_Task to carry out_
In the data, extract each line that holds the string "this".

■ ■ ■ ■ ■

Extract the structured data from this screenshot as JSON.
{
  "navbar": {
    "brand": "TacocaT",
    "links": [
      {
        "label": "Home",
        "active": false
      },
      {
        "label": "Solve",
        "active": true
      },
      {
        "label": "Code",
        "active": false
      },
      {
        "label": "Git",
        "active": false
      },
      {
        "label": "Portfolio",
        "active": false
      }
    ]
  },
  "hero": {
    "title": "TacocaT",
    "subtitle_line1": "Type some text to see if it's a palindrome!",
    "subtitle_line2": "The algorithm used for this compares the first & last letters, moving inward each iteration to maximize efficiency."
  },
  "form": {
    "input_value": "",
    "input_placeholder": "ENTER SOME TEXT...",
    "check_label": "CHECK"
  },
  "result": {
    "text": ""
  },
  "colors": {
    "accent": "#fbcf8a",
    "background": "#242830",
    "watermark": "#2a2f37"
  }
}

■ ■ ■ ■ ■

_Worked solution_
Extract the structured data from this screenshot as JSON.
    "subtitle_line2": "The algorithm used for this compares the first & last letters, moving inward each iteration to maximize efficiency."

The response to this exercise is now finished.